_BRIEF_
Every line below that has the string "name" needs to be copied.

_INPUT RECORDS_
:::::

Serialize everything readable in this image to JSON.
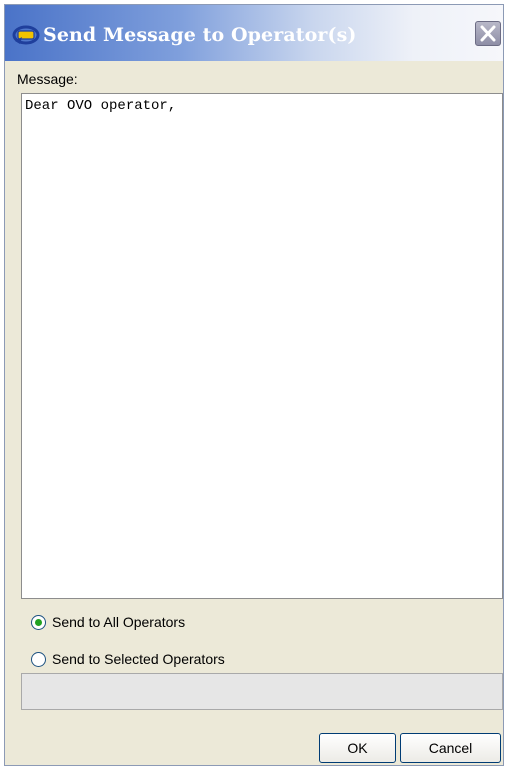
{
  "window": {
    "title": "Send Message to Operator(s)",
    "close_icon": "close-icon",
    "app_icon": "operator-message-icon"
  },
  "message": {
    "label": "Message:",
    "value": "Dear OVO operator,"
  },
  "recipients": {
    "options": [
      {
        "label": "Send to All Operators",
        "selected": true
      },
      {
        "label": "Send to Selected Operators",
        "selected": false
      }
    ],
    "selected_operators_value": ""
  },
  "buttons": {
    "ok_label": "OK",
    "cancel_label": "Cancel"
  },
  "colors": {
    "titlebar_start": "#4a73c8",
    "dialog_background": "#ece9d8",
    "radio_selected": "#21a121"
  }
}
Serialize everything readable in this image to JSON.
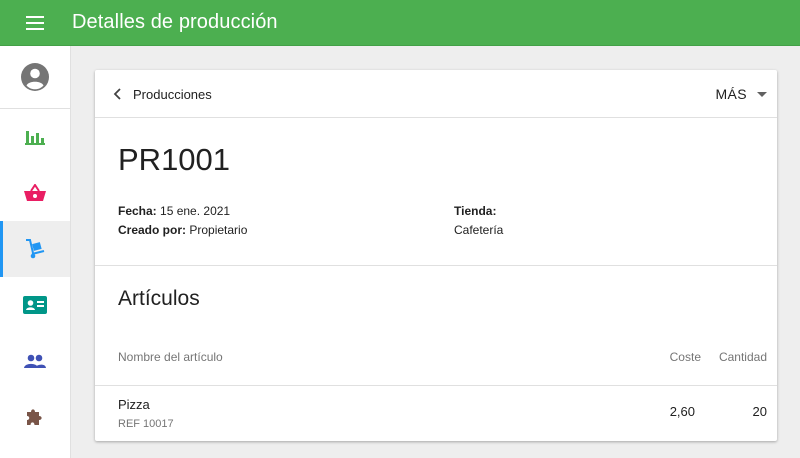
{
  "appbar": {
    "title": "Detalles de producción",
    "color": "#4caf50"
  },
  "sidebar": {
    "items": [
      {
        "name": "account",
        "icon": "account-circle-icon",
        "color": "#757575"
      },
      {
        "name": "reports",
        "icon": "bar-chart-icon",
        "color": "#4caf50"
      },
      {
        "name": "sales",
        "icon": "basket-icon",
        "color": "#e91e63"
      },
      {
        "name": "inventory",
        "icon": "hand-truck-icon",
        "color": "#2196f3",
        "active": true
      },
      {
        "name": "employees",
        "icon": "id-card-icon",
        "color": "#009688"
      },
      {
        "name": "customers",
        "icon": "people-icon",
        "color": "#3f51b5"
      },
      {
        "name": "apps",
        "icon": "puzzle-icon",
        "color": "#795548"
      }
    ]
  },
  "card": {
    "back_label": "Producciones",
    "more_label": "MÁS",
    "doc_number": "PR1001",
    "date_label": "Fecha:",
    "date_value": "15 ene. 2021",
    "created_label": "Creado por:",
    "created_value": "Propietario",
    "store_label": "Tienda:",
    "store_value": "Cafetería",
    "section_title": "Artículos",
    "columns": {
      "name": "Nombre del artículo",
      "cost": "Coste",
      "quantity": "Cantidad"
    },
    "rows": [
      {
        "name": "Pizza",
        "ref": "REF 10017",
        "cost": "2,60",
        "quantity": "20"
      }
    ]
  }
}
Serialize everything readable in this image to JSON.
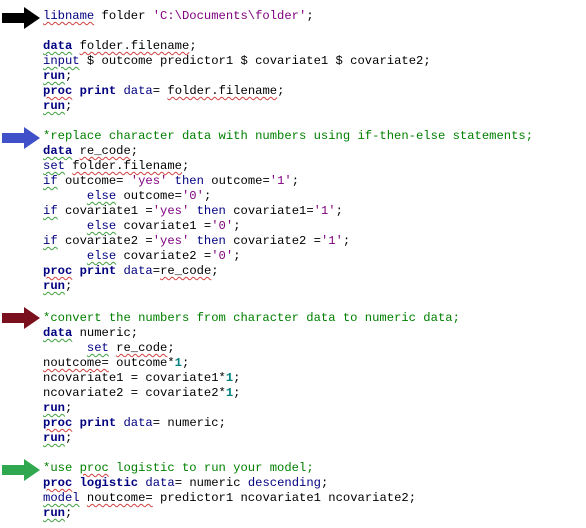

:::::

_ANSWER FOR THE TASK_
        "name": "account",
        "name": "reports",
        "name": "sales",
        "name": "inventory",
        "name": "employees",
        "name": "customers",
        "name": "apps",
      "name": "Nombre del artículo",
        "name": "Pizza",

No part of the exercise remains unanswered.